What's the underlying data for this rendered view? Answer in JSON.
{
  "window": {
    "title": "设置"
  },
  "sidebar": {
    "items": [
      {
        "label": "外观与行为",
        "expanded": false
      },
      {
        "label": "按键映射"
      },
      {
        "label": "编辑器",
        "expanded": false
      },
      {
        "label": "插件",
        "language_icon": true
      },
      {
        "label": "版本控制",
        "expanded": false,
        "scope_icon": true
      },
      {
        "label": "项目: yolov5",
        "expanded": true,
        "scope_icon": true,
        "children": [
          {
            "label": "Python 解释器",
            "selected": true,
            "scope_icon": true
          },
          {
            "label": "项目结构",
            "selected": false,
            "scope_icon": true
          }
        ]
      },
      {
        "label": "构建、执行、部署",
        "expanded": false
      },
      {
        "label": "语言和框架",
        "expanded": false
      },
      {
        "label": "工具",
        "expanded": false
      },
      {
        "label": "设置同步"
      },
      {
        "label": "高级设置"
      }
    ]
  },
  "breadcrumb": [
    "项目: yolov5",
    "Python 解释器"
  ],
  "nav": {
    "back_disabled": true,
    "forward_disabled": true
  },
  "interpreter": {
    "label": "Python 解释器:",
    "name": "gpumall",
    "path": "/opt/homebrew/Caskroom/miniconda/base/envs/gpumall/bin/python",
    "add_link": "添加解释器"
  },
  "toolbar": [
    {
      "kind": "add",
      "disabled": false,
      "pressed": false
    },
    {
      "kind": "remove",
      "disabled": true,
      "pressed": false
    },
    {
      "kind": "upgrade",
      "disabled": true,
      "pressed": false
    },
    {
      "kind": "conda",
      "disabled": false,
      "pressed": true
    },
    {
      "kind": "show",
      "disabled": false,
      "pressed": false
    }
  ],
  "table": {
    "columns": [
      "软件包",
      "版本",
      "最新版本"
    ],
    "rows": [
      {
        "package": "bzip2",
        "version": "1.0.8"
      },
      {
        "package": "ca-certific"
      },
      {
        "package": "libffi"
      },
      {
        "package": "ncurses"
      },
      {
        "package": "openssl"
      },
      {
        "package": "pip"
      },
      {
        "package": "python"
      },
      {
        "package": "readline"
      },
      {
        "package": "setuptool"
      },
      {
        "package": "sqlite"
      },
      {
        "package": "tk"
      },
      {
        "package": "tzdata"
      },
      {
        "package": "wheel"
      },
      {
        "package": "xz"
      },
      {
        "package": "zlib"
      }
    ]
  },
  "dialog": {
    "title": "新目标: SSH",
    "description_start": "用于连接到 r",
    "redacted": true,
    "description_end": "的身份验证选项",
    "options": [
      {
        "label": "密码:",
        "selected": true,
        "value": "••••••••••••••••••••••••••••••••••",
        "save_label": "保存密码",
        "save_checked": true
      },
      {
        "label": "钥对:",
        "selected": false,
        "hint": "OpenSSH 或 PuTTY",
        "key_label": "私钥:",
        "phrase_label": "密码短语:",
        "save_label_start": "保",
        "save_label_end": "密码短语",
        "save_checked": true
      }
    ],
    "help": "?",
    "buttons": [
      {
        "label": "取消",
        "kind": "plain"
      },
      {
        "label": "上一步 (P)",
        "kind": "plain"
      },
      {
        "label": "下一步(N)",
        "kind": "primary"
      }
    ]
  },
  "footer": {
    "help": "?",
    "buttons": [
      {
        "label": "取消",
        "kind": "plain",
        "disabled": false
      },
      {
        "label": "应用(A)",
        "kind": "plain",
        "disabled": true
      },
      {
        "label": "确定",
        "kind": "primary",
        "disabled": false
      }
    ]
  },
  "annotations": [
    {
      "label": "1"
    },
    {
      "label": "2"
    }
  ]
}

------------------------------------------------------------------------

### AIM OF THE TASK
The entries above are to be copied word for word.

### FINISHED EXERCISE
What's the underlying data for this rendered view? Answer in JSON.
{
  "window": {
    "title": "设置"
  },
  "sidebar": {
    "items": [
      {
        "label": "外观与行为",
        "expanded": false
      },
      {
        "label": "按键映射"
      },
      {
        "label": "编辑器",
        "expanded": false
      },
      {
        "label": "插件",
        "language_icon": true
      },
      {
        "label": "版本控制",
        "expanded": false,
        "scope_icon": true
      },
      {
        "label": "项目: yolov5",
        "expanded": true,
        "scope_icon": true,
        "children": [
          {
            "label": "Python 解释器",
            "selected": true,
            "scope_icon": true
          },
          {
            "label": "项目结构",
            "selected": false,
            "scope_icon": true
          }
        ]
      },
      {
        "label": "构建、执行、部署",
        "expanded": false
      },
      {
        "label": "语言和框架",
        "expanded": false
      },
      {
        "label": "工具",
        "expanded": false
      },
      {
        "label": "设置同步"
      },
      {
        "label": "高级设置"
      }
    ]
  },
  "breadcrumb": [
    "项目: yolov5",
    "Python 解释器"
  ],
  "nav": {
    "back_disabled": true,
    "forward_disabled": true
  },
  "interpreter": {
    "label": "Python 解释器:",
    "name": "gpumall",
    "path": "/opt/homebrew/Caskroom/miniconda/base/envs/gpumall/bin/python",
    "add_link": "添加解释器"
  },
  "toolbar": [
    {
      "kind": "add",
      "disabled": false,
      "pressed": false
    },
    {
      "kind": "remove",
      "disabled": true,
      "pressed": false
    },
    {
      "kind": "upgrade",
      "disabled": true,
      "pressed": false
    },
    {
      "kind": "conda",
      "disabled": false,
      "pressed": true
    },
    {
      "kind": "show",
      "disabled": false,
      "pressed": false
    }
  ],
  "table": {
    "columns": [
      "软件包",
      "版本",
      "最新版本"
    ],
    "rows": [
      {
        "package": "bzip2",
        "version": "1.0.8"
      },
      {
        "package": "ca-certific"
      },
      {
        "package": "libffi"
      },
      {
        "package": "ncurses"
      },
      {
        "package": "openssl"
      },
      {
        "package": "pip"
      },
      {
        "package": "python"
      },
      {
        "package": "readline"
      },
      {
        "package": "setuptool"
      },
      {
        "package": "sqlite"
      },
      {
        "package": "tk"
      },
      {
        "package": "tzdata"
      },
      {
        "package": "wheel"
      },
      {
        "package": "xz"
      },
      {
        "package": "zlib"
      }
    ]
  },
  "dialog": {
    "title": "新目标: SSH",
    "description_start": "用于连接到 r",
    "redacted": true,
    "description_end": "的身份验证选项",
    "options": [
      {
        "label": "密码:",
        "selected": true,
        "value": "••••••••••••••••••••••••••••••••••",
        "save_label": "保存密码",
        "save_checked": true
      },
      {
        "label": "钥对:",
        "selected": false,
        "hint": "OpenSSH 或 PuTTY",
        "key_label": "私钥:",
        "phrase_label": "密码短语:",
        "save_label_start": "保",
        "save_label_end": "密码短语",
        "save_checked": true
      }
    ],
    "help": "?",
    "buttons": [
      {
        "label": "取消",
        "kind": "plain"
      },
      {
        "label": "上一步 (P)",
        "kind": "plain"
      },
      {
        "label": "下一步(N)",
        "kind": "primary"
      }
    ]
  },
  "footer": {
    "help": "?",
    "buttons": [
      {
        "label": "取消",
        "kind": "plain",
        "disabled": false
      },
      {
        "label": "应用(A)",
        "kind": "plain",
        "disabled": true
      },
      {
        "label": "确定",
        "kind": "primary",
        "disabled": false
      }
    ]
  },
  "annotations": [
    {
      "label": "1"
    },
    {
      "label": "2"
    }
  ]
}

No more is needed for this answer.